[[ DATASET ENTRIES, beginning ]]
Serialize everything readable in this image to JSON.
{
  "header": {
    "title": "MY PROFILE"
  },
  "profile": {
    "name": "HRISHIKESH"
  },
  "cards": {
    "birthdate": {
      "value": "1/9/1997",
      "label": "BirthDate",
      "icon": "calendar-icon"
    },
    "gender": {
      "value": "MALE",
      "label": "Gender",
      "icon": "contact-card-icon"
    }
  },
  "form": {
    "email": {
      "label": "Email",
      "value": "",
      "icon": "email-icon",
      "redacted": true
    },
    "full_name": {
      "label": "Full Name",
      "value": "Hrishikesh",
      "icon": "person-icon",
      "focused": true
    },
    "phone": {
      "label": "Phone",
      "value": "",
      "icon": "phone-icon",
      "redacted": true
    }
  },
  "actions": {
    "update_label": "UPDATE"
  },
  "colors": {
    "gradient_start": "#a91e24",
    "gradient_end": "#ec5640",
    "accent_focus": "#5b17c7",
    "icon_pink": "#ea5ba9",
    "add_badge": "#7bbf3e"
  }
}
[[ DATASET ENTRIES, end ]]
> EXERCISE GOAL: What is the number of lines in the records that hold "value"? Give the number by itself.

> THE COMPLETED TASK: 5